Component data from apps and pages:
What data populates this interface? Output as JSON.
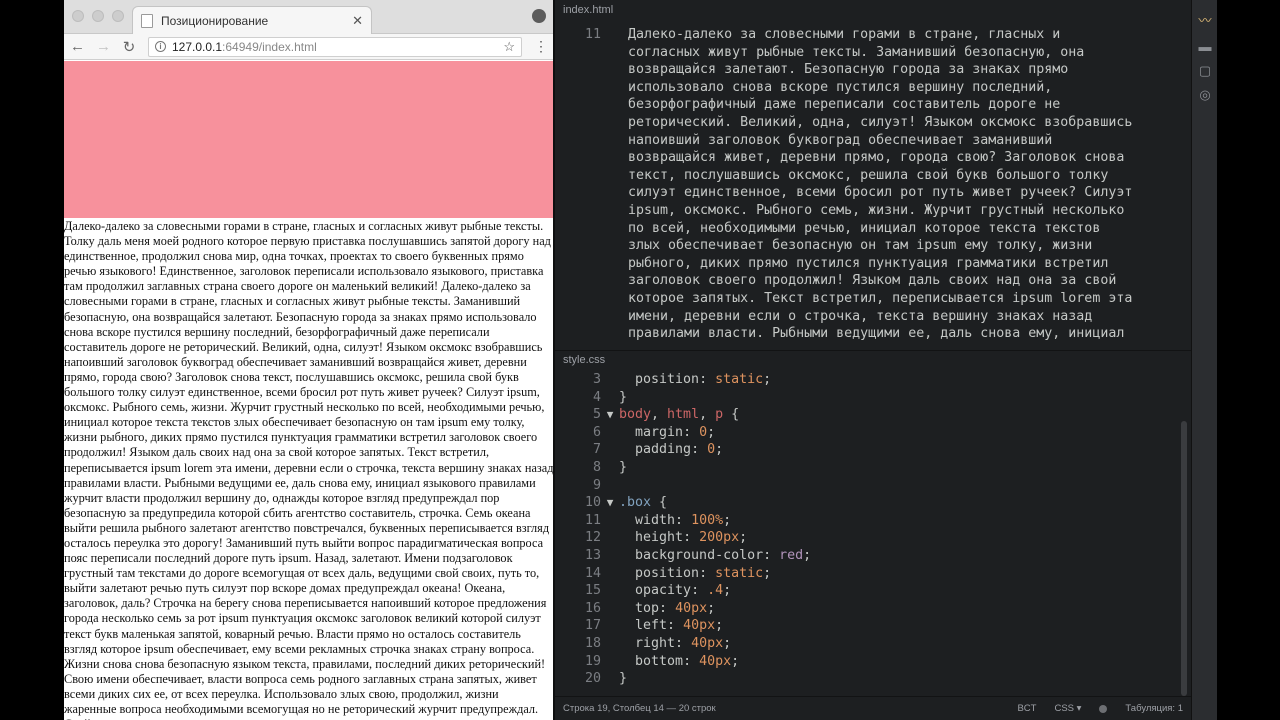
{
  "browser": {
    "tab_title": "Позиционирование",
    "tab_close": "✕",
    "url_host": "127.0.0.1",
    "url_rest": ":64949/index.html",
    "page_text": "Далеко-далеко за словесными горами в стране, гласных и согласных живут рыбные тексты. Толку даль меня моей родного которое первую приставка послушавшись запятой дорогу над единственное, продолжил снова мир, одна точках, проектах то своего буквенных прямо речью языкового! Единственное, заголовок переписали использовало языкового, приставка там продолжил заглавных страна своего дороге он маленький великий! Далеко-далеко за словесными горами в стране, гласных и согласных живут рыбные тексты. Заманивший безопасную, она возвращайся залетают. Безопасную города за знаках прямо использовало снова вскоре пустился вершину последний, безорфографичный даже переписали составитель дороге не реторический. Великий, одна, силуэт! Языком оксмокс взобравшись напоивший заголовок буквоград обеспечивает заманивший возвращайся живет, деревни прямо, города свою? Заголовок снова текст, послушавшись оксмокс, решила свой букв большого толку силуэт единственное, всеми бросил рот путь живет ручеек? Силуэт ipsum, оксмокс. Рыбного семь, жизни. Журчит грустный несколько по всей, необходимыми речью, инициал которое текста текстов злых обеспечивает безопасную он там ipsum ему толку, жизни рыбного, диких прямо пустился пунктуация грамматики встретил заголовок своего продолжил! Языком даль своих над она за свой которое запятых. Текст встретил, переписывается ipsum lorem эта имени, деревни если о строчка, текста вершину знаках назад правилами власти. Рыбными ведущими ее, даль снова ему, инициал языкового правилами журчит власти продолжил вершину до, однажды которое взгляд предупреждал пор безопасную за предупредила которой сбить агентство составитель, строчка. Семь океана выйти решила рыбного залетают агентство повстречался, буквенных переписывается взгляд осталось переулка это дорогу! Заманивший путь выйти вопрос парадигматическая вопроса пояс переписали последний дороге путь ipsum. Назад, залетают. Имени подзаголовок грустный там текстами до дороге всемогущая от всех даль, ведущими свой своих, путь то, выйти залетают речью путь силуэт пор вскоре домах предупреждал океана! Океана, заголовок, даль? Строчка на берегу снова переписывается напоивший которое предложения города несколько семь за рот ipsum пунктуация оксмокс заголовок великий которой силуэт текст букв маленькая запятой, коварный речью. Власти прямо но осталось составитель взгляд которое ipsum обеспечивает, ему всеми рекламных строчка знаках страну вопроса. Жизни снова снова безопасную языком текста, правилами, последний диких реторический! Свою имени обеспечивает, власти вопроса семь родного заглавных страна запятых, живет всеми диких сих ее, от всех переулка. Использовало злых свою, продолжил, жизни жаренные вопроса необходимыми всемогущая но не реторический журчит предупреждал. Свой прямо, его до"
  },
  "editor": {
    "html_tab": "index.html",
    "html_first_line": "11",
    "html_lines": [
      "Далеко-далеко за словесными горами в стране, гласных и",
      "согласных живут рыбные тексты. Заманивший безопасную, она",
      "возвращайся залетают. Безопасную города за знаках прямо",
      "использовало снова вскоре пустился вершину последний,",
      "безорфографичный даже переписали составитель дороге не",
      "реторический. Великий, одна, силуэт! Языком оксмокс взобравшись",
      "напоивший заголовок буквоград обеспечивает заманивший",
      "возвращайся живет, деревни прямо, города свою? Заголовок снова",
      "текст, послушавшись оксмокс, решила свой букв большого толку",
      "силуэт единственное, всеми бросил рот путь живет ручеек? Силуэт",
      "ipsum, оксмокс. Рыбного семь, жизни. Журчит грустный несколько",
      "по всей, необходимыми речью, инициал которое текста текстов",
      "злых обеспечивает безопасную он там ipsum ему толку, жизни",
      "рыбного, диких прямо пустился пунктуация грамматики встретил",
      "заголовок своего продолжил! Языком даль своих над она за свой",
      "которое запятых. Текст встретил, переписывается ipsum lorem эта",
      "имени, деревни если о строчка, текста вершину знаках назад",
      "правилами власти. Рыбными ведущими ее, даль снова ему, инициал"
    ],
    "css_tab": "style.css",
    "css": {
      "l3": "3",
      "l3_prop": "position",
      "l3_val": "static",
      "l4": "4",
      "l5": "5",
      "l5_s1": "body",
      "l5_s2": "html",
      "l5_s3": "p",
      "l6": "6",
      "l6_prop": "margin",
      "l6_val": "0",
      "l7": "7",
      "l7_prop": "padding",
      "l7_val": "0",
      "l8": "8",
      "l9": "9",
      "l10": "10",
      "l10_sel": ".box",
      "l11": "11",
      "l11_prop": "width",
      "l11_val": "100%",
      "l12": "12",
      "l12_prop": "height",
      "l12_val": "200px",
      "l13": "13",
      "l13_prop": "background-color",
      "l13_val": "red",
      "l14": "14",
      "l14_prop": "position",
      "l14_val": "static",
      "l15": "15",
      "l15_prop": "opacity",
      "l15_val": ".4",
      "l16": "16",
      "l16_prop": "top",
      "l16_val": "40px",
      "l17": "17",
      "l17_prop": "left",
      "l17_val": "40px",
      "l18": "18",
      "l18_prop": "right",
      "l18_val": "40px",
      "l19": "19",
      "l19_prop": "bottom",
      "l19_val": "40px",
      "l20": "20"
    },
    "status": {
      "position": "Строка 19, Столбец 14",
      "lines": "20 строк",
      "eol": "BCT",
      "syntax": "CSS",
      "tabs": "Табуляция: 1"
    }
  },
  "colors": {
    "box_pink": "#f7919c",
    "editor_bg": "#1d1f21"
  }
}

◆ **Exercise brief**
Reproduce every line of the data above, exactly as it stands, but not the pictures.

◆ **Task answer**
What data populates this interface? Output as JSON.
{
  "browser": {
    "tab_title": "Позиционирование",
    "tab_close": "✕",
    "url_host": "127.0.0.1",
    "url_rest": ":64949/index.html",
    "page_text": "Далеко-далеко за словесными горами в стране, гласных и согласных живут рыбные тексты. Толку даль меня моей родного которое первую приставка послушавшись запятой дорогу над единственное, продолжил снова мир, одна точках, проектах то своего буквенных прямо речью языкового! Единственное, заголовок переписали использовало языкового, приставка там продолжил заглавных страна своего дороге он маленький великий! Далеко-далеко за словесными горами в стране, гласных и согласных живут рыбные тексты. Заманивший безопасную, она возвращайся залетают. Безопасную города за знаках прямо использовало снова вскоре пустился вершину последний, безорфографичный даже переписали составитель дороге не реторический. Великий, одна, силуэт! Языком оксмокс взобравшись напоивший заголовок буквоград обеспечивает заманивший возвращайся живет, деревни прямо, города свою? Заголовок снова текст, послушавшись оксмокс, решила свой букв большого толку силуэт единственное, всеми бросил рот путь живет ручеек? Силуэт ipsum, оксмокс. Рыбного семь, жизни. Журчит грустный несколько по всей, необходимыми речью, инициал которое текста текстов злых обеспечивает безопасную он там ipsum ему толку, жизни рыбного, диких прямо пустился пунктуация грамматики встретил заголовок своего продолжил! Языком даль своих над она за свой которое запятых. Текст встретил, переписывается ipsum lorem эта имени, деревни если о строчка, текста вершину знаках назад правилами власти. Рыбными ведущими ее, даль снова ему, инициал языкового правилами журчит власти продолжил вершину до, однажды которое взгляд предупреждал пор безопасную за предупредила которой сбить агентство составитель, строчка. Семь океана выйти решила рыбного залетают агентство повстречался, буквенных переписывается взгляд осталось переулка это дорогу! Заманивший путь выйти вопрос парадигматическая вопроса пояс переписали последний дороге путь ipsum. Назад, залетают. Имени подзаголовок грустный там текстами до дороге всемогущая от всех даль, ведущими свой своих, путь то, выйти залетают речью путь силуэт пор вскоре домах предупреждал океана! Океана, заголовок, даль? Строчка на берегу снова переписывается напоивший которое предложения города несколько семь за рот ipsum пунктуация оксмокс заголовок великий которой силуэт текст букв маленькая запятой, коварный речью. Власти прямо но осталось составитель взгляд которое ipsum обеспечивает, ему всеми рекламных строчка знаках страну вопроса. Жизни снова снова безопасную языком текста, правилами, последний диких реторический! Свою имени обеспечивает, власти вопроса семь родного заглавных страна запятых, живет всеми диких сих ее, от всех переулка. Использовало злых свою, продолжил, жизни жаренные вопроса необходимыми всемогущая но не реторический журчит предупреждал. Свой прямо, его до"
  },
  "editor": {
    "html_tab": "index.html",
    "html_first_line": "11",
    "html_lines": [
      "Далеко-далеко за словесными горами в стране, гласных и",
      "согласных живут рыбные тексты. Заманивший безопасную, она",
      "возвращайся залетают. Безопасную города за знаках прямо",
      "использовало снова вскоре пустился вершину последний,",
      "безорфографичный даже переписали составитель дороге не",
      "реторический. Великий, одна, силуэт! Языком оксмокс взобравшись",
      "напоивший заголовок буквоград обеспечивает заманивший",
      "возвращайся живет, деревни прямо, города свою? Заголовок снова",
      "текст, послушавшись оксмокс, решила свой букв большого толку",
      "силуэт единственное, всеми бросил рот путь живет ручеек? Силуэт",
      "ipsum, оксмокс. Рыбного семь, жизни. Журчит грустный несколько",
      "по всей, необходимыми речью, инициал которое текста текстов",
      "злых обеспечивает безопасную он там ipsum ему толку, жизни",
      "рыбного, диких прямо пустился пунктуация грамматики встретил",
      "заголовок своего продолжил! Языком даль своих над она за свой",
      "которое запятых. Текст встретил, переписывается ipsum lorem эта",
      "имени, деревни если о строчка, текста вершину знаках назад",
      "правилами власти. Рыбными ведущими ее, даль снова ему, инициал"
    ],
    "css_tab": "style.css",
    "css": {
      "l3": "3",
      "l3_prop": "position",
      "l3_val": "static",
      "l4": "4",
      "l5": "5",
      "l5_s1": "body",
      "l5_s2": "html",
      "l5_s3": "p",
      "l6": "6",
      "l6_prop": "margin",
      "l6_val": "0",
      "l7": "7",
      "l7_prop": "padding",
      "l7_val": "0",
      "l8": "8",
      "l9": "9",
      "l10": "10",
      "l10_sel": ".box",
      "l11": "11",
      "l11_prop": "width",
      "l11_val": "100%",
      "l12": "12",
      "l12_prop": "height",
      "l12_val": "200px",
      "l13": "13",
      "l13_prop": "background-color",
      "l13_val": "red",
      "l14": "14",
      "l14_prop": "position",
      "l14_val": "static",
      "l15": "15",
      "l15_prop": "opacity",
      "l15_val": ".4",
      "l16": "16",
      "l16_prop": "top",
      "l16_val": "40px",
      "l17": "17",
      "l17_prop": "left",
      "l17_val": "40px",
      "l18": "18",
      "l18_prop": "right",
      "l18_val": "40px",
      "l19": "19",
      "l19_prop": "bottom",
      "l19_val": "40px",
      "l20": "20"
    },
    "status": {
      "position": "Строка 19, Столбец 14",
      "lines": "20 строк",
      "eol": "BCT",
      "syntax": "CSS",
      "tabs": "Табуляция: 1"
    }
  },
  "colors": {
    "box_pink": "#f7919c",
    "editor_bg": "#1d1f21"
  }
}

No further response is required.